▶ SOURCE RECORDS
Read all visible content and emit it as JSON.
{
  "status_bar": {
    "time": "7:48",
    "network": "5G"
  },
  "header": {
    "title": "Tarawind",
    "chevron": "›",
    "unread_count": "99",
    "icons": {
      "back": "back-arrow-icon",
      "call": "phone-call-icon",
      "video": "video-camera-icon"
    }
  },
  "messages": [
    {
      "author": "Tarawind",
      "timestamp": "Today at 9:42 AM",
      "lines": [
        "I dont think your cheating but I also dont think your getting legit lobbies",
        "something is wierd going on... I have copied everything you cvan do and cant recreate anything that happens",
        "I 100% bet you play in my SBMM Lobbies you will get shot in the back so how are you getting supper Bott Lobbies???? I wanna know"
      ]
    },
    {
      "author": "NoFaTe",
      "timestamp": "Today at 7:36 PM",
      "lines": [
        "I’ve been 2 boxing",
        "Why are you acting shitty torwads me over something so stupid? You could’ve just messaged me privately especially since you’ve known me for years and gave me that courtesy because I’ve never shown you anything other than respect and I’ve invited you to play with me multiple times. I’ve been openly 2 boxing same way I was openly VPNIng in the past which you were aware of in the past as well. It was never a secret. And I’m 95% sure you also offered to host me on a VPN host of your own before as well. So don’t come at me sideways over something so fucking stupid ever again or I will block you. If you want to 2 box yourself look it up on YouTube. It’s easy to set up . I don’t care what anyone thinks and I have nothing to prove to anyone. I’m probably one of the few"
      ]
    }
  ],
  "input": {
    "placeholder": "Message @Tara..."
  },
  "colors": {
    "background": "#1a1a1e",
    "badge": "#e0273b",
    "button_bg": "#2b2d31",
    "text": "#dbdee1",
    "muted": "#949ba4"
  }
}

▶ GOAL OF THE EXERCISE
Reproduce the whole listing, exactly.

▶ WRITTEN RESPONSE
Read all visible content and emit it as JSON.
{
  "status_bar": {
    "time": "7:48",
    "network": "5G"
  },
  "header": {
    "title": "Tarawind",
    "chevron": "›",
    "unread_count": "99",
    "icons": {
      "back": "back-arrow-icon",
      "call": "phone-call-icon",
      "video": "video-camera-icon"
    }
  },
  "messages": [
    {
      "author": "Tarawind",
      "timestamp": "Today at 9:42 AM",
      "lines": [
        "I dont think your cheating but I also dont think your getting legit lobbies",
        "something is wierd going on... I have copied everything you cvan do and cant recreate anything that happens",
        "I 100% bet you play in my SBMM Lobbies you will get shot in the back so how are you getting supper Bott Lobbies???? I wanna know"
      ]
    },
    {
      "author": "NoFaTe",
      "timestamp": "Today at 7:36 PM",
      "lines": [
        "I’ve been 2 boxing",
        "Why are you acting shitty torwads me over something so stupid? You could’ve just messaged me privately especially since you’ve known me for years and gave me that courtesy because I’ve never shown you anything other than respect and I’ve invited you to play with me multiple times. I’ve been openly 2 boxing same way I was openly VPNIng in the past which you were aware of in the past as well. It was never a secret. And I’m 95% sure you also offered to host me on a VPN host of your own before as well. So don’t come at me sideways over something so fucking stupid ever again or I will block you. If you want to 2 box yourself look it up on YouTube. It’s easy to set up . I don’t care what anyone thinks and I have nothing to prove to anyone. I’m probably one of the few"
      ]
    }
  ],
  "input": {
    "placeholder": "Message @Tara..."
  },
  "colors": {
    "background": "#1a1a1e",
    "badge": "#e0273b",
    "button_bg": "#2b2d31",
    "text": "#dbdee1",
    "muted": "#949ba4"
  }
}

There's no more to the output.